When some deductions and some credits are taken away from some people, it results in a more complex code. So even as lawmakers seek to streamline the tax system, it can really just create more lines of code attached to longer appendices. Question any lawmaker that makes blanket statements concerning the tax code. Every deduction, every incentive must be met with an explanation. As Congress takes away or expands incentives, tax breaks or credits, the tax code increases in size. The best example of this is perhaps with the 20 various kinds of tax-preferred savings accounts someone can choose from. Each of those accounts comes equipped with a different set of rules. People say they want a simpler tax code but they don’t want to pay more taxes, or give up any of their deductions or credits. There’s an obvious disconnect here. Bruce Bartlett wrote an article concerning this for the New York Times and he’s spot on;
“Historically, however, voters have been unwilling to support meaningful simplification efforts and happily put up with complexity if it saves them in taxes. They seem always to fear that “simplification” is some sort of code word for raising their taxes while reducing someone else’s.”
Does that mean that tax reform should never be considered? No. The last time there was a tax overhaul was a quarter-century ago. The barriers that currently prevent us from addressing the tax code are quite large. That is in part because the tax industry itself is quite large. If tax compliance was considered an industry it would be one of the largest industries in the United States. In short, there are a lot of people who have large amounts of money invested in keeping the tax code as complex as possible.
Here's a short video on how the industry of tax preparers in the U.S.:
One of the best examples of this is the mortgage interest deduction. The intent of the deduction is to encourage home ownership, this sounds like a great thing right? Well, if you’re wealthy it’s a really, really, really great thing. Households with incomes above $250,000 are able to write off 10 times more from their tax return due to this deduction than the average household.
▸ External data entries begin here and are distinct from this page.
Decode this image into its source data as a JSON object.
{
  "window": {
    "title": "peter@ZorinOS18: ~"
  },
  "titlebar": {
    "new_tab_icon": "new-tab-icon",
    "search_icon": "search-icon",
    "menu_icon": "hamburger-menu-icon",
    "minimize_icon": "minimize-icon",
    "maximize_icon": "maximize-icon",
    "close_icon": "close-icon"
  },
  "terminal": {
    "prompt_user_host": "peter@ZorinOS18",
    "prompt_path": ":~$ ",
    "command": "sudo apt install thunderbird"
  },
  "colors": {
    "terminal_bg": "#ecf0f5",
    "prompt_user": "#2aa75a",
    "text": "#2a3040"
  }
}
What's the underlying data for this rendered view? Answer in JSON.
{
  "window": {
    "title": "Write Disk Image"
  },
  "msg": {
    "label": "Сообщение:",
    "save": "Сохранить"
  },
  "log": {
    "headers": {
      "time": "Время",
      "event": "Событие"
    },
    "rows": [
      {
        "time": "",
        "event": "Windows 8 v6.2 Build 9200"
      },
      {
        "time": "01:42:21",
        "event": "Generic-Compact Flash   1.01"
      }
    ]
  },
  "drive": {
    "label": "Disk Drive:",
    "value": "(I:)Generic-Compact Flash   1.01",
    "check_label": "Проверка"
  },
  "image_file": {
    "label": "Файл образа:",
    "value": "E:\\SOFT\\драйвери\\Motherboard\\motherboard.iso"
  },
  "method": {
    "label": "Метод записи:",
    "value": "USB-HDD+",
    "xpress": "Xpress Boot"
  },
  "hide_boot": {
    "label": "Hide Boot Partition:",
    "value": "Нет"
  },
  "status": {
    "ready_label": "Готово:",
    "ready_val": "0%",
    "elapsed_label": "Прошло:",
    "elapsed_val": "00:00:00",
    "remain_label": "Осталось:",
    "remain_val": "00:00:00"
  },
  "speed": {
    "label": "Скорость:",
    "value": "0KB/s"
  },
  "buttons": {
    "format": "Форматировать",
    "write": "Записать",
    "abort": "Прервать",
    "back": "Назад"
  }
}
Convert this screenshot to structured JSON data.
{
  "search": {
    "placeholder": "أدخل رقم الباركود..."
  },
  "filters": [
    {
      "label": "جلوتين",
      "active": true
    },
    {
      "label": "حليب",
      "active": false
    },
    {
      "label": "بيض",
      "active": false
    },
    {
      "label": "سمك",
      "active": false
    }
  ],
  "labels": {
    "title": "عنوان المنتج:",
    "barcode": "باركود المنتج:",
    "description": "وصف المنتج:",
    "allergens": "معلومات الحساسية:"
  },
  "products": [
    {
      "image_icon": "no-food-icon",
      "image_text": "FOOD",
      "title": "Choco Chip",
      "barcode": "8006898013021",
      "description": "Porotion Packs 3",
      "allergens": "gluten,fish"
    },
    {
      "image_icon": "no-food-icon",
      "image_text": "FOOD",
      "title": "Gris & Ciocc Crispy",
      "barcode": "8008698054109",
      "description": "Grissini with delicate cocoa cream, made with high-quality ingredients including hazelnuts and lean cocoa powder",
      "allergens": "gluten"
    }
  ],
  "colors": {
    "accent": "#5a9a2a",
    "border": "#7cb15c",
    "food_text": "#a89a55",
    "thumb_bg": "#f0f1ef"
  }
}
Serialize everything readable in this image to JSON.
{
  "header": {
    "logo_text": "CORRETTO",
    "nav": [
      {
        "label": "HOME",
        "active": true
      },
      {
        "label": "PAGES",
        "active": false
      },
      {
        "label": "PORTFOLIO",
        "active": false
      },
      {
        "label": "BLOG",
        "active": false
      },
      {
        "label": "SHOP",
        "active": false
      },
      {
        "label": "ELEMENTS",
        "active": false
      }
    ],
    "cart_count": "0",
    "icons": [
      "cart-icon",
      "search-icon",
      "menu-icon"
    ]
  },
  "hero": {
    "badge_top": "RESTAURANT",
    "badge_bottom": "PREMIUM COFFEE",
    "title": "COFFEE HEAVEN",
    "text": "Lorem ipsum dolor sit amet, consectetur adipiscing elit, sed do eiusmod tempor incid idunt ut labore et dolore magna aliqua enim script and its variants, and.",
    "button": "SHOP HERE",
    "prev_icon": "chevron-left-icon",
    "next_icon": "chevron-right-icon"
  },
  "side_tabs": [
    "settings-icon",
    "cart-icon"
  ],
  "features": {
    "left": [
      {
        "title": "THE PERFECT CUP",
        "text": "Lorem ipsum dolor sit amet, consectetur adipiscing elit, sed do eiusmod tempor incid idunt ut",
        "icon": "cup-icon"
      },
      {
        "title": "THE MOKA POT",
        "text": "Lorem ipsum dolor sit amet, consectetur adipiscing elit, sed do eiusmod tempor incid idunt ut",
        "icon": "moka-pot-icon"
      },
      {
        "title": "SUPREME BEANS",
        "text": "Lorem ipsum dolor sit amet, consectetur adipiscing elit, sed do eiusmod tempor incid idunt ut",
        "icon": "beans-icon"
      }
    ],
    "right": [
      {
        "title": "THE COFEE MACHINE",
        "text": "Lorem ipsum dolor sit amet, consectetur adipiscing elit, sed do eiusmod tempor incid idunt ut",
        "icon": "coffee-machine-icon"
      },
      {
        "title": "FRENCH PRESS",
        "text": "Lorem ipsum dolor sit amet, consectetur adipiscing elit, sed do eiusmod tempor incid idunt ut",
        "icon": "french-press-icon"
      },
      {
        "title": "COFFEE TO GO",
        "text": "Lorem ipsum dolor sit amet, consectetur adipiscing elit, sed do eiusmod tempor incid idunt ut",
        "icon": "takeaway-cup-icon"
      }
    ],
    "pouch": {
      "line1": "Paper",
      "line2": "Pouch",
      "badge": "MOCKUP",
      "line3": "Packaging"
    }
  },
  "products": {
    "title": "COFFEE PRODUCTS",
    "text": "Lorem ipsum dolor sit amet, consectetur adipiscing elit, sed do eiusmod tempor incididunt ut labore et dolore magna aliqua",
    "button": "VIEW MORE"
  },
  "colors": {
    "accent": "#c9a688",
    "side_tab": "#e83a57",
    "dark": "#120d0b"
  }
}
That’s an example of what is called an “upside-down” deduction. It is something that the super wealthy use to their advantage and it helps them avoid paying taxes, something the average American family just isn’t privy too. When we complain about the complexity of our tax code, we should also be complaining about the inequity of it.
What reforming the tax code really involves is a lot of people giving up things that save them money. As you can imagine, that's not very popular. Every time you close a loophole, someone will be there to try to open another. By someone, I mean around 17,500 someone's in the form of registered tax lobbyists. Does the tax code need to be overhauled, yes. Is it that simple. No. Everyone wants to protect their own share of the tax code. So unless we are all able to come to a miraculous consensus that the best thing for the country is to simplify the code — even if that means giving up some of our sacred tax cows — we shouldn't expect any significant change to happen any time soon.